As a selection of her work goes on display as part of this year’s Deutsche Börse Photography Foundation Prize in London, the image-maker opens up about the striptease series that kickstarted her career
Photographer Susan Meiselas has dedicated her life to capturing complex, sometimes horrifying, experiences, using her camera as a means of “mediation” between herself and her subjects. She doesn’t try and provide answers to the scenes unfolding before her, but instead poses questions and explores new perspectives. One of her most potent bodies of work centres on the people of Kurdistan in the wake of Saddam Hussein’s genocidal campaign against them in the late 80s – a selection of which is currently on display at The Photographers’ Gallery in London as part of this year’s Deutsche Borse Photography Foundation Prize. Meiselas has been nominated for her first European retrospective, Mediations, which showed at the Jeu de Paume in Paris last year, offering valuable insight into the Magnum photographer’s groundbreaking career – including what is arguably her most formative series, Carnival Strippers, begun in 1973.
Carnival Strippers is a radical behind-the-scenes peek into the world of smalltown carnival striptease, taken over the course of three consecutive summers just as the women’s movement was beginning to gain traction. “I think in truth it was really the turning point for me,” Meiselas tells AnOther. “Before that I don’t think I had a vision of what it would mean to be a photographer.” Meiselas was a 24-year-old Harvard graduate working as a photography teacher when she stumbled across the carnival strippers, while tailing touring circus troupes during her summer vacation. “It was an accidental encounter, like so much of my work,” she says.
It was early on in her contact with the carnival dancers that she took the shot that ignited her curiosity: Lena on the Bally Box – showing a young, scantily clad women posing on a stand, seemingly oblivious to the stares of the men surrounding her, gazing straight ahead with a detached, self-assured expression. “[That was when] it all made sense... I just felt magnetically, ‘I need to know more,’” she said in a lecture for MoMA. “There were so many issues for me looking at the woman [who I would later know as] Lena. The idea of projecting a self to attract a male gaze was completely counter to my sense of culture – to what I wanted for myself – so I was fascinated by women who were choosing to do that... The feminists of that period were perceiving the girls shows as exploitative institutions that should be closed down so I was actually positioned in the place of feeling these voices should be heard, they should self-define as to who they are and what their economic realities are.”

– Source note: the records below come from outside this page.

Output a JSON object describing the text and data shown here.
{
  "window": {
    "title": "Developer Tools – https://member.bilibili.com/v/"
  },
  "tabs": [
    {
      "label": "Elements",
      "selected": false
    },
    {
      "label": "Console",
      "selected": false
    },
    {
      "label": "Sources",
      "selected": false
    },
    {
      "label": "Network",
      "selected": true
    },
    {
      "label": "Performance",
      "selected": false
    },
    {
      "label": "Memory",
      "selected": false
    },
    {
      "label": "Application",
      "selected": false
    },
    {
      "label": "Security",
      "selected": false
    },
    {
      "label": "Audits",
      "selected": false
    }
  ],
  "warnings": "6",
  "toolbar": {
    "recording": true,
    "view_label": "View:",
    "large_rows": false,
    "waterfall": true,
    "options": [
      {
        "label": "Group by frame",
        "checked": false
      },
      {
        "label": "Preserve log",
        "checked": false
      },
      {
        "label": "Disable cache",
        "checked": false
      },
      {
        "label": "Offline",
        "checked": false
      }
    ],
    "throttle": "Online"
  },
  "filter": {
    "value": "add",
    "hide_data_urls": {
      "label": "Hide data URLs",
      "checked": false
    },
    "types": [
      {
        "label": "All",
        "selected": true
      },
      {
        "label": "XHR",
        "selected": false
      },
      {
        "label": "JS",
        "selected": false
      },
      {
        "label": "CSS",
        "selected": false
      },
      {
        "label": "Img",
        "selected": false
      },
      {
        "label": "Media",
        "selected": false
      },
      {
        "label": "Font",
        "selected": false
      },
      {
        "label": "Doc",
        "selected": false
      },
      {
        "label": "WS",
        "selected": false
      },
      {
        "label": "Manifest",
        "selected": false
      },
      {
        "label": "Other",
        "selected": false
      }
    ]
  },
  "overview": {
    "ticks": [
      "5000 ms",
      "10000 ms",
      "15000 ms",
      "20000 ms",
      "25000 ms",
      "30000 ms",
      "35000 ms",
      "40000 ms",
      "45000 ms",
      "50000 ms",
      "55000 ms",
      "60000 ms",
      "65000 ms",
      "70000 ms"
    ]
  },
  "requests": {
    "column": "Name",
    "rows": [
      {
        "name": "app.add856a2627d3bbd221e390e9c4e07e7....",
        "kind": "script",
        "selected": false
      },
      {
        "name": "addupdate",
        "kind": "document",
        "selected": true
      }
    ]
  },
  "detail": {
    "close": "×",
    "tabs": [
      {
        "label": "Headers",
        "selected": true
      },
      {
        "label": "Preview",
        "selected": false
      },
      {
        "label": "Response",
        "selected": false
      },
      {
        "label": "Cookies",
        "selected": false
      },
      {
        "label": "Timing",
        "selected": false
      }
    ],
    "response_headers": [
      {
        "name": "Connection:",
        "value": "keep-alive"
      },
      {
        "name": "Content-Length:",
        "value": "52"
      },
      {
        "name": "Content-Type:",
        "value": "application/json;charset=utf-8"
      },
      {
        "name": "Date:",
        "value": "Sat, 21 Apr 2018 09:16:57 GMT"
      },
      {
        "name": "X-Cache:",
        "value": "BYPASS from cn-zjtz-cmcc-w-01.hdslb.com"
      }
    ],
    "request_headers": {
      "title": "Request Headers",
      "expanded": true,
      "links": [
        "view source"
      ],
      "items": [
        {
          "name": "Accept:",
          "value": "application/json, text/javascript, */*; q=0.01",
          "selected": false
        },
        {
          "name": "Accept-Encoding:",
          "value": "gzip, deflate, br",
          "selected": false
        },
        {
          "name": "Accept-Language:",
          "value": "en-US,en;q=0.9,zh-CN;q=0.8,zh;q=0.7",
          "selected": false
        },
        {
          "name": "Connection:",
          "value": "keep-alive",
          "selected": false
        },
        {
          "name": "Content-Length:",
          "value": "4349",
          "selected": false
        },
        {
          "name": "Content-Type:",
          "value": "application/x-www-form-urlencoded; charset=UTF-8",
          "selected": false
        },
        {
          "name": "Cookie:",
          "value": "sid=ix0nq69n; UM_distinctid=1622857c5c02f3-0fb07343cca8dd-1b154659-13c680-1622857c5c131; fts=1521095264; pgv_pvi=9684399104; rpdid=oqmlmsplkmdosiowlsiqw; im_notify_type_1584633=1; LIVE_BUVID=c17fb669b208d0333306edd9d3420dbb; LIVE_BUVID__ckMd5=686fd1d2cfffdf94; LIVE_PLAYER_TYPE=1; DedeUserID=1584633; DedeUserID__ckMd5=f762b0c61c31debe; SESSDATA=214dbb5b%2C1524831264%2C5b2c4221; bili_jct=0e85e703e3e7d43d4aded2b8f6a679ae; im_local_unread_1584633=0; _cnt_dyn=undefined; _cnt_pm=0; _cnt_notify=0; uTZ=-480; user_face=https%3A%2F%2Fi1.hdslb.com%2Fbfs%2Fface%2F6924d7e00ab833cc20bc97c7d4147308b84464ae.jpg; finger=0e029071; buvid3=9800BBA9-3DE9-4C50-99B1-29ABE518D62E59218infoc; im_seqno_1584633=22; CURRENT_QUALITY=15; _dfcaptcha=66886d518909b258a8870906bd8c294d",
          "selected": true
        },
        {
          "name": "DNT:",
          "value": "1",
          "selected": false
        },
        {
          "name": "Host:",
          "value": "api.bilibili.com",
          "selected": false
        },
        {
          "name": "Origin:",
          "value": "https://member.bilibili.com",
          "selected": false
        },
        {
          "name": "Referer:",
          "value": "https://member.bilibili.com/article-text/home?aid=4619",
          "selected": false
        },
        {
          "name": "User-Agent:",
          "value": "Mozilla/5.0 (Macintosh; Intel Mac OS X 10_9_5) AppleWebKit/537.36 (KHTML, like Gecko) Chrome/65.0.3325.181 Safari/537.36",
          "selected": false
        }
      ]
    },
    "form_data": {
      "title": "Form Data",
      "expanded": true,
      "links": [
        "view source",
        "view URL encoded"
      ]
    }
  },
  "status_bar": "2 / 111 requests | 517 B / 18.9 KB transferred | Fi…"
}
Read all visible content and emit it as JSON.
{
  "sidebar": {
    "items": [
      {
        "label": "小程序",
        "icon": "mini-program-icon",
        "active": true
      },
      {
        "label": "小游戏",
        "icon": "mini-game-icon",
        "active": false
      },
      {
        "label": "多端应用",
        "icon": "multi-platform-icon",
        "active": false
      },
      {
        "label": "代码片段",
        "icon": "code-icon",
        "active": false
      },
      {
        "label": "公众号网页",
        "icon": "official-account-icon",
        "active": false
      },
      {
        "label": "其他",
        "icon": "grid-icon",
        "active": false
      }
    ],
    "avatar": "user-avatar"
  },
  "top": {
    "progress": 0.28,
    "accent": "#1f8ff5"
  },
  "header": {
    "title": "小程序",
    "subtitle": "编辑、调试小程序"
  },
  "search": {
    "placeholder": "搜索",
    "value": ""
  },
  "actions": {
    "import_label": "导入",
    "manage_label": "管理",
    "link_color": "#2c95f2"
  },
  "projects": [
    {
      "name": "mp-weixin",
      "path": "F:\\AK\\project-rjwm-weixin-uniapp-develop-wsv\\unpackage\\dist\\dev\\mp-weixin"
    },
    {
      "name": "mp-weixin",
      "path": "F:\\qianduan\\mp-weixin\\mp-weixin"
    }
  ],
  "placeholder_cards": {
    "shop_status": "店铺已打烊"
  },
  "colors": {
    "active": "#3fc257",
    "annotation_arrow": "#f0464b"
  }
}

And Meiselas really did want the women’s voices to be heard – directly – so she began recording sound to accompany the exhibition of her images, snippets of which would later be transcribed for a photobook of the series, first published in 1976. These audio clips present a variety of viewpoints – some women feel demoralised by their job, and describe putting up a mental barrier between themselves and their audience in order to survive; others feel empowered in the role, in control of their image and their sexual prowess. For almost all of them, meanwhile, the main objective is financial security and independence. “If you want to be your own woman, to be a single person, you can’t do a hell of a lot better than that,” says former showgirl, Patty. Meiselas also includes the male perspective in her recordings – from the girls’ managers to their clients and boyfriends – in order to paint a fully-rounded picture of her subjects’ universe. For, as Lena says, “being a stripper is as close to being in a man’s world as you can be. It’s a tough life. You need strength and character. The men depend on you – to entertain them and to bring in money for them.”
Meiselas was similarly determined to document, visually, the various facets of carnival life for the strippers. There are the shows themselves, of course, where she captures both the viewpoint of the dancers – looking down upon the lustful clusters of men at their (high-heeled) feet – and that of the all-male audience (“no ladies and no babies” at these shows), gazing up at the women’s elongated legs. But Meiselas, who has a knack for befriending her subjects, was also invited backstage by the women to document the hustle and bustle of their changing rooms, their interactions with one another and the mundanity of their lives between shows – the card games, the cigarettes, the endless sitting around.
The result is a truly revolutionary study of what artist Martha Rosler pertinantly describes as “an unappreciated, unloved class of women, who were certainly not admired for their professions at a time when women were exploring what it meant to have a body, and what it meant to have a job... [It talks] about them as fully realised subjects without glorifying what they do to make a living.”
For Meiselas, Carnival Strippers was an artistic and ethnographic revelation. “It gave me a sense of the connectivity [that photography] required and was the catalyst for finding a form to represent experience,” she tells us, noting how collaboration with her subjects and the use of multiple media has remained vital to her work ever since. “Just last week we held a workshop for members of the Kurdish community, inviting them to come and contribute their stories to what I’m calling a story map installation for the Photographer’s Gallery show. I think Carnival Strippers made being a photographer coherent for me as a way of working in the world.”
The Deutsche Börse Photography Foundation Prize 2019 exhibition is at The Photographers’ Gallery until June 2, 2019.